The Russian invasion of Ukraine is already having an effect on the European economy, especially due to the exponential increase in energy prices. The Spanish Government maintains that it will be one of the least affected by this crisis thanks to the diversification of sources and is at the disposal of the rest of the countries to facilitate the interconnections that allow energy to be sent from Spain. Now, what Pedro Sánchez defends is that the infrastructure is the responsibility of the European budgets. In addition, he defends that it should not only be for gas but include clean energies, such as green hydrogen, an energy vector that Spain aspires to lead in the next decade.
"The debate on interconnections is not a problem for Spain, it is for other countries," said the president in an informal conversation with journalists on the plane in which he traveled to Latvia to visit a NATO detachment. Sánchez called the president of Algeria, Abdelmadjid Tebboune, a few days ago and the North African president assured him that the gas supply from that country is guaranteed.
Sánchez defends that the infrastructure that is carried out be for "green gas and hydrogen and financed from European budgets." "The Spaniards already pay for the regasification plants. The price of regasification is paid by consumers. If we want to make our reserve capacities available to Europe, which are above 60% when the EU is at 30%, Spain has to finance it, not but Europe", explained the president, who believes that there will be no problem on the part of Brussels. Given that "it will take years to materialize the infrastructure that is compatible with green hydrogen," added Sánchez.
Spain has the largest network of regasification plants in Europe, a critical infrastructure in the current energy crisis due to its capacity to unload the liquefied natural gas (LNG) that arrives by ship, at a time when there is a risk of an interruption in supply from Russia. The European Commission supports the idea of turning Spain into a large European gas reception hub. But the problem is getting that gas to Europe. The energy regulators of Spain and France knocked down the Midcat project in 2018 to build a gas pipeline through the Pyrenees. The project now seems to begin to gain new momentum. Although much of the preliminary work has already been done, its construction would take years and would not resolve the current situation. But Sánchez has already advanced that he wants it to be financed with European funds.

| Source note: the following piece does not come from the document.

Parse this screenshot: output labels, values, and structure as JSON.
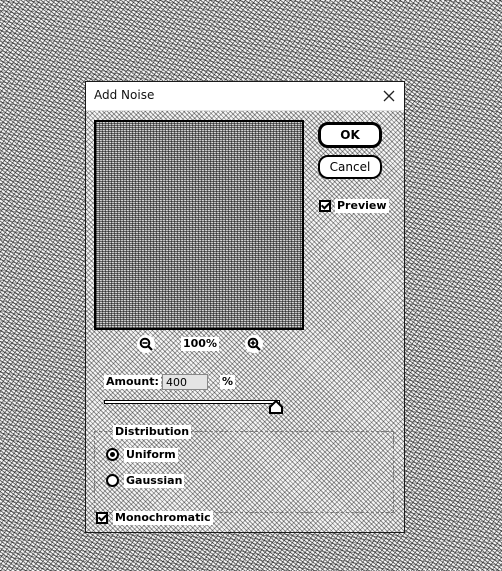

The president maintains that the war must serve to strengthen the EU. One of the debates that he believes should be accelerated is that of the fiscal rules in which Spain has been defending the maintenance of flexibility for some time. In the conversation with journalists, the president has defended that it be a proposal that "stimulates growth, guarantees fiscal sustainability and addresses digital and ecological transformation." The socialist welcomes the fact that the European Commission speaks of "depending on the economic forecasts, the fiscal ones will be seen".

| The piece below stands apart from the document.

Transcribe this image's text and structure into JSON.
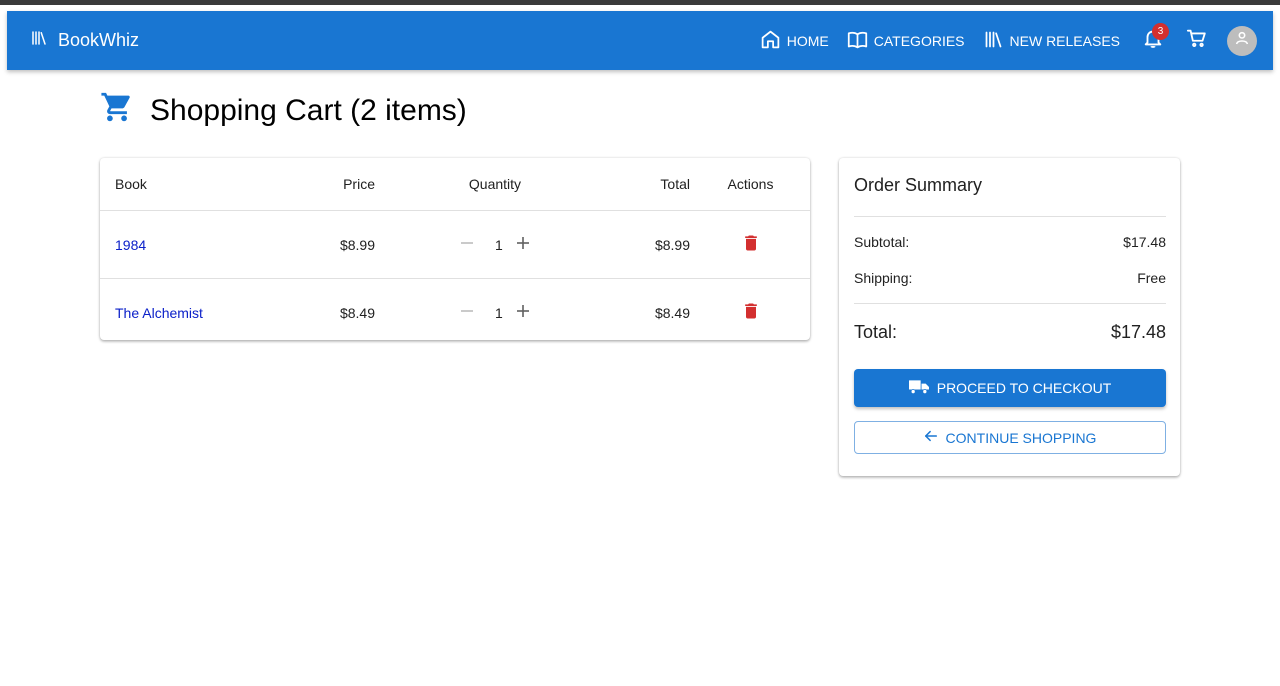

He also considers that the time has come to address the Pact on Migration and Asylum and that there is an opportunity now that the countries that opposed it, such as Poland or Hungary, are the ones that are most affected by the situation in Ukraine. "Spain is going to set an example as we have always given on this issue," she said about receiving refugees. The Minister of Social Security, Inclusion and Migration, José Luis Escrivá, will announce at the end of the week the capacity that Spain will provide, according to what he has said.
The president does not dare to make a forecast of how the Russian invasion will unfold, but has repeated that Putin has made "mistakes" in thinking that Ukraine was not going to defend itself, that the EU was going to falter and that there would be no unity in NATO . In any case, he considers that the movement that China or Turkey have made is "interesting" and wants to see if the "intermediation of countries that Putin recognizes" has an effect.